TO DO. Copy out every line of the records in which "person" can be found.

+ + + +

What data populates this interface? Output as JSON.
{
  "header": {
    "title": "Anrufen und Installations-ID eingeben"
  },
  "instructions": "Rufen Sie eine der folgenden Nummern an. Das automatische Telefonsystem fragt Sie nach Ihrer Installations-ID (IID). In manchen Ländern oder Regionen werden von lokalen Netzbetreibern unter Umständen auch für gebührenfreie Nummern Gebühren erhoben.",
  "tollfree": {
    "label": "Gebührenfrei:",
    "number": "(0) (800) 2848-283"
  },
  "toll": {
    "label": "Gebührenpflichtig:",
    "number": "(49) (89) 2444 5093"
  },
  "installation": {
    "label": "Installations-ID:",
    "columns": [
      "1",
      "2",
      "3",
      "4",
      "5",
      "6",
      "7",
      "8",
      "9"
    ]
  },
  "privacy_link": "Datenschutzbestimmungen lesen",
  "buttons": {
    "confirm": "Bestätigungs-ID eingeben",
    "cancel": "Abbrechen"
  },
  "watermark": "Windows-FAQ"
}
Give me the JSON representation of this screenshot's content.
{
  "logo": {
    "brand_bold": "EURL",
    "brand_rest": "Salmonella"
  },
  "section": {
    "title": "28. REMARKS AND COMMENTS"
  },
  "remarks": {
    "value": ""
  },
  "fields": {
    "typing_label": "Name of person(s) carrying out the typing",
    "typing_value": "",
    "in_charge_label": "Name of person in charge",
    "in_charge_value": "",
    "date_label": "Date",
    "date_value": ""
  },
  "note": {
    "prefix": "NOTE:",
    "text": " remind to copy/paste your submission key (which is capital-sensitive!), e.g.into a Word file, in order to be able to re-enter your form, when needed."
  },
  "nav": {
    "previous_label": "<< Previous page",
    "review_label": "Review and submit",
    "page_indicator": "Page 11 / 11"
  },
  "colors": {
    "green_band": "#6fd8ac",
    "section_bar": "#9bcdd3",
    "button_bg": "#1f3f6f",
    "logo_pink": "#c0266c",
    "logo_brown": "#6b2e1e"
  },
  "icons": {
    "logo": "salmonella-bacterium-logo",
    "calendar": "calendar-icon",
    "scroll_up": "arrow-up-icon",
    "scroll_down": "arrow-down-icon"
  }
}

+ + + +

YOUR SOLUTION.
    "typing_label": "Name of person(s) carrying out the typing",
    "in_charge_label": "Name of person in charge",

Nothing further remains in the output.